Fast forward to 2015, and there were two running backs with a similar profile: Denver's C.J. Anderson and Cincinnati's Jeremy Hill. Both tore up NFL defenses through the second half of 2014 and entered this year with massive upside. And yet, both stunk.
The point: it might be worth letting someone else take the gamble on the guy who hasn't proven he can do the job at an elite level through a whole season.
There were five running backs topping draft boards: Adrian Peterson, Eddie Lacy, Le'Veon Bell, Jamaal Charles and Marshawn Lynch. Yet Bell and Charles were lost early to injuries, Lynch had nagging injury trouble and Lacy never looked like himself, leaving only Peterson to provide a legit return on that investment.
It's harder than ever to argue for the ''proven runner'' over elite receivers Antonio Brown, Julio Jones and Odell Beckham Jr., or tight end Rob Gronkowski.
The fantasy gods were good to Cardinals and Panthers owners playing Week 17 championship games. With Carolina's loss at Atlanta on Sunday, that means both teams are fighting to lock down homefield advantage throughout the NFC playoffs.
That means full go for fantasy starters Cam Newton, Palmer, Greg Olsen, Larry Fitzgerald, David Johnson and Michael Floyd. No resting guys here, avoiding the biggest pitfall playing all the way to Week 17.

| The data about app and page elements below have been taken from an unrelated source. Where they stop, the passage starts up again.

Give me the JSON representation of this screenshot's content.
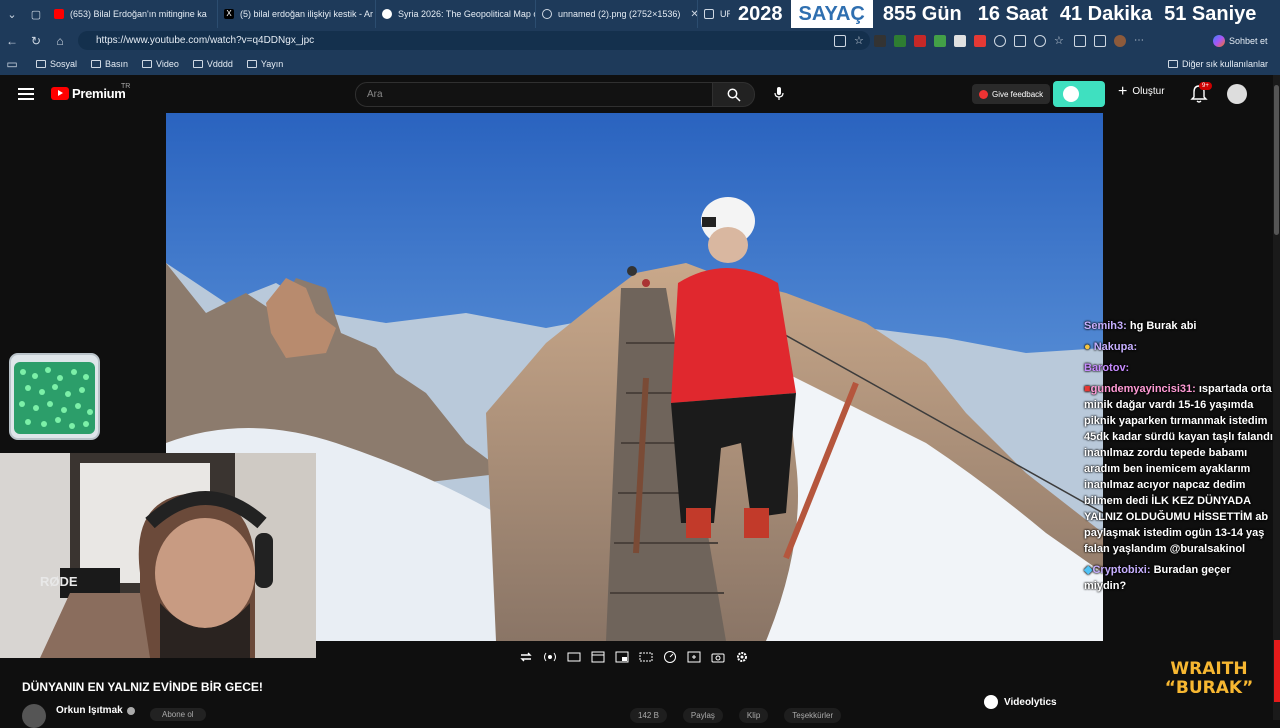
{
  "browser": {
    "tabs": [
      {
        "title": "(653) Bilal Erdoğan'ın mitingine ka",
        "icon": "youtube-icon",
        "color": "#ff0000"
      },
      {
        "title": "(5) bilal erdoğan ilişkiyi kestik - Ar",
        "icon": "x-icon",
        "color": "#ffffff"
      },
      {
        "title": "Syria 2026: The Geopolitical Map o",
        "icon": "globe-icon",
        "color": "#ffffff"
      },
      {
        "title": "unnamed (2).png (2752×1536)",
        "icon": "globe-icon",
        "color": "#cfd8e3"
      },
      {
        "title": "URL N",
        "icon": "link-icon",
        "color": "#cfd8e3"
      }
    ],
    "url": "https://www.youtube.com/watch?v=q4DDNgx_jpc",
    "chat_button": "Sohbet et",
    "bookmarks": [
      "Sosyal",
      "Basın",
      "Video",
      "Vdddd",
      "Yayın"
    ],
    "other_bookmarks": "Diğer sık kullanılanlar"
  },
  "counter": {
    "year": "2028",
    "label": "SAYAÇ",
    "days": "855 Gün",
    "hours": "16 Saat",
    "minutes": "41 Dakika",
    "seconds": "51 Saniye"
  },
  "youtube": {
    "brand": "Premium",
    "region": "TR",
    "search_placeholder": "Ara",
    "feedback": "Give feedback",
    "create": "Oluştur",
    "notif_count": "9+"
  },
  "chat": [
    {
      "name": "Semih3:",
      "text": "hg Burak abi"
    },
    {
      "name": "Nakupa:",
      "text": ""
    },
    {
      "name": "Barotov:",
      "text": ""
    },
    {
      "name": "gundemyayincisi31:",
      "text": "ıspartada orta minik dağar vardı 15-16 yaşımda piknik yaparken tırmanmak istedim 45dk kadar sürdü kayan taşlı falandı inanılmaz zordu tepede babamı aradım ben inemicem ayaklarım inanılmaz acıyor napcaz dedim bilmem dedi İLK KEZ DÜNYADA YALNIZ OLDUĞUMU HİSSETTİM ab paylaşmak istedim ogün 13-14 yaş falan yaşlandım @buralsakinol"
    },
    {
      "name": "Cryptobixi:",
      "text": "Buradan geçer miydin?"
    }
  ],
  "video": {
    "title": "DÜNYANIN EN YALNIZ EVİNDE BİR GECE!",
    "channel": "Orkun Işıtmak",
    "subscribe": "Abone ol",
    "likes": "142 B",
    "share": "Paylaş",
    "clip": "Klip",
    "thanks": "Teşekkürler"
  },
  "extensions": {
    "videolytics": "Videolytics"
  },
  "overlay": {
    "wraith_line1": "WRAITH",
    "wraith_line2": "“BURAK”"
  }
}
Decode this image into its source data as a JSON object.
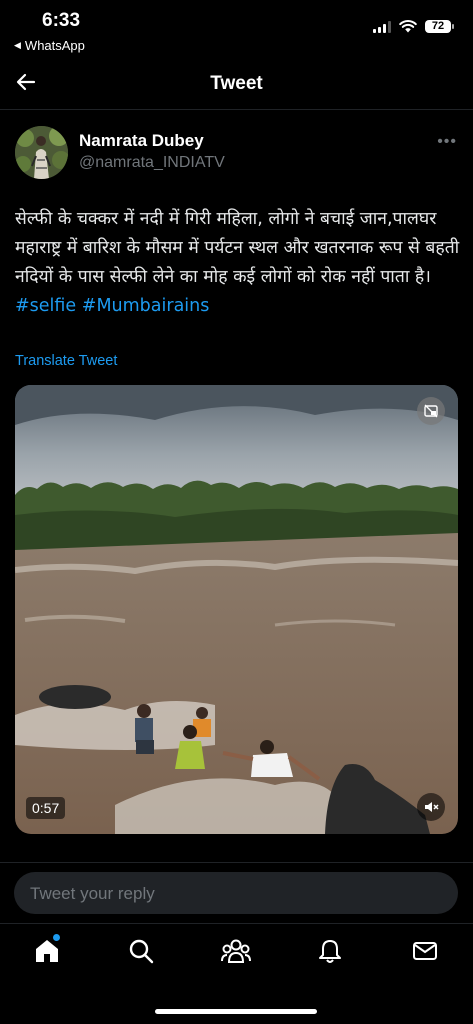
{
  "status_bar": {
    "time": "6:33",
    "back_app": "WhatsApp",
    "battery": "72"
  },
  "header": {
    "title": "Tweet",
    "back_icon": "back-arrow-icon"
  },
  "author": {
    "name": "Namrata Dubey",
    "handle": "@namrata_INDIATV",
    "more_icon": "more-icon"
  },
  "tweet": {
    "text": "सेल्फी के चक्कर में नदी में गिरी महिला, लोगो ने बचाई जान,पालघर महाराष्ट्र में बारिश के मौसम में पर्यटन स्थल और खतरनाक रूप से बहती नदियों के पास सेल्फी लेने का मोह कई लोगों को रोक नहीं पाता है। ",
    "hashtags": [
      "#selfie",
      "#Mumbairains"
    ],
    "translate_label": "Translate Tweet"
  },
  "video": {
    "duration": "0:57",
    "muted": true
  },
  "reply": {
    "placeholder": "Tweet your reply"
  },
  "tabbar": {
    "items": [
      "home-icon",
      "search-icon",
      "communities-icon",
      "notifications-icon",
      "messages-icon"
    ],
    "accent": "#1d9bf0"
  },
  "colors": {
    "background": "#000000",
    "link": "#1d9bf0",
    "secondary_text": "#71767b"
  }
}
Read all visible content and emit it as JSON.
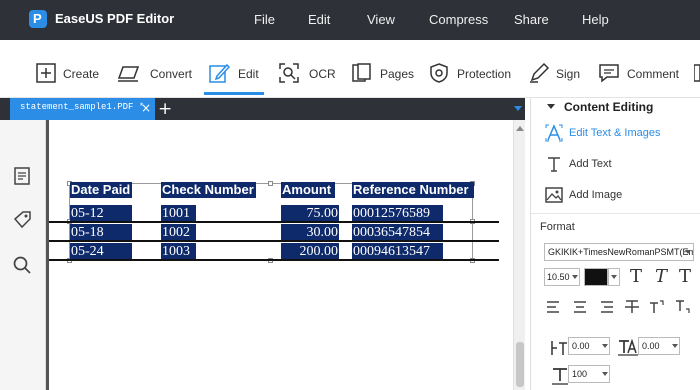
{
  "app": {
    "title": "EaseUS PDF Editor",
    "logo_glyph": "P",
    "menu": [
      "File",
      "Edit",
      "View",
      "Compress",
      "Share",
      "Help"
    ]
  },
  "toolbar": {
    "tools": [
      {
        "label": "Create",
        "icon": "plus-square-icon"
      },
      {
        "label": "Convert",
        "icon": "convert-icon"
      },
      {
        "label": "Edit",
        "icon": "pencil-edit-icon",
        "active": true
      },
      {
        "label": "OCR",
        "icon": "ocr-icon"
      },
      {
        "label": "Pages",
        "icon": "pages-icon"
      },
      {
        "label": "Protection",
        "icon": "shield-icon"
      },
      {
        "label": "Sign",
        "icon": "pen-sign-icon"
      },
      {
        "label": "Comment",
        "icon": "comment-icon"
      }
    ]
  },
  "tabs": {
    "active_tab": "statement_sample1.PDF *",
    "close_glyph": "×",
    "add_glyph": "+"
  },
  "document": {
    "headers": [
      "Date Paid",
      "Check Number",
      "Amount",
      "Reference Number"
    ],
    "rows": [
      [
        "05-12",
        "1001",
        "75.00",
        "00012576589"
      ],
      [
        "05-18",
        "1002",
        "30.00",
        "00036547854"
      ],
      [
        "05-24",
        "1003",
        "200.00",
        "00094613547"
      ]
    ]
  },
  "right_panel": {
    "heading": "Content Editing",
    "items": [
      {
        "label": "Edit Text & Images",
        "icon": "edit-text-image-icon",
        "active": true
      },
      {
        "label": "Add Text",
        "icon": "add-text-icon"
      },
      {
        "label": "Add Image",
        "icon": "add-image-icon"
      }
    ],
    "format_label": "Format",
    "font_name": "GKIKIK+TimesNewRomanPSMT(Embe",
    "font_size": "10.50",
    "text_color": "#111111",
    "char_spacing": "0.00",
    "line_spacing": "0.00",
    "scale": "100",
    "style_glyphs": [
      "T",
      "T",
      "T"
    ],
    "accent_color": "#2b8de6"
  }
}
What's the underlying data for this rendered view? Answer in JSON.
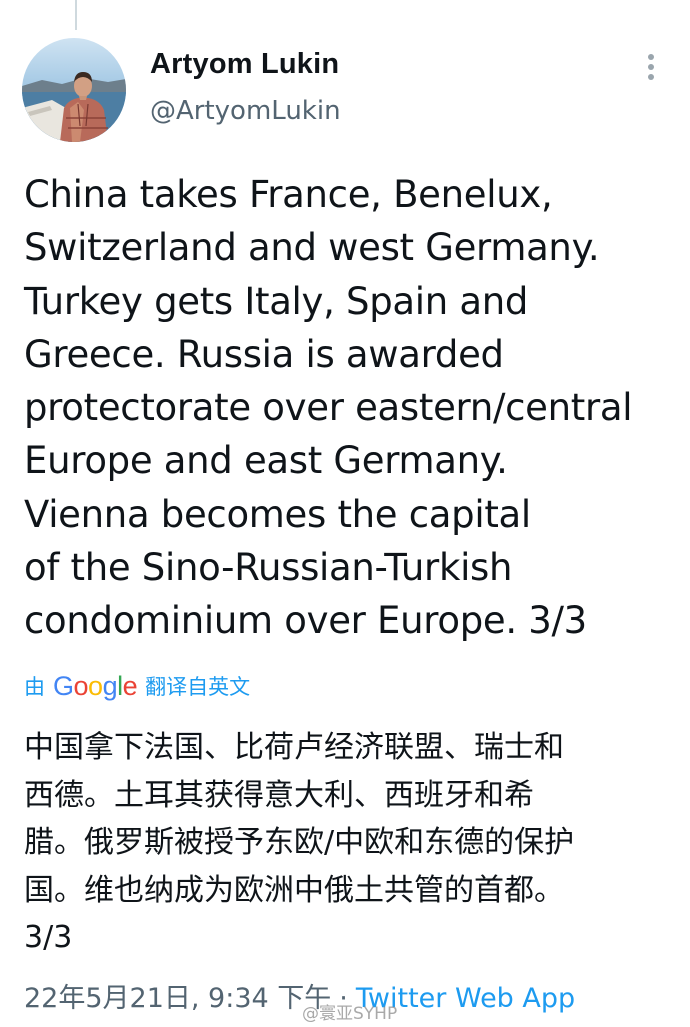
{
  "tweet": {
    "author": {
      "display_name": "Artyom Lukin",
      "handle": "@ArtyomLukin",
      "avatar_icon": "profile-photo"
    },
    "more_icon": "more-vertical-icon",
    "text": "China takes France, Benelux,\nSwitzerland and west Germany.\nTurkey gets Italy, Spain and\nGreece. Russia is awarded\nprotectorate over eastern/central\nEurope and east Germany.\nVienna becomes the capital\nof the Sino-Russian-Turkish\ncondominium over Europe. 3/3",
    "translation": {
      "prefix": "由",
      "provider": "Google",
      "suffix": "翻译自英文",
      "text": "中国拿下法国、比荷卢经济联盟、瑞士和\n西德。土耳其获得意大利、西班牙和希\n腊。俄罗斯被授予东欧/中欧和东德的保护\n国。维也纳成为欧洲中俄土共管的首都。\n3/3"
    },
    "meta": {
      "timestamp": "22年5月21日, 9:34 下午",
      "separator": "·",
      "source": "Twitter Web App"
    }
  },
  "watermark": "@寰亚SYHP",
  "colors": {
    "link": "#1d9bf0",
    "secondary": "#536471",
    "google_blue": "#4285F4",
    "google_red": "#EA4335",
    "google_yellow": "#FBBC05",
    "google_green": "#34A853"
  }
}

Aaron Beard is an Associated Press sports writer based in Raleigh, North Carolina. He's closing his 14th season of obsessing over lineup decisions in fantasy football. Follow him on Twitter at http://www.twitter.com/aaronbeardap and the AP's NFL site at http://pro32.ap.org .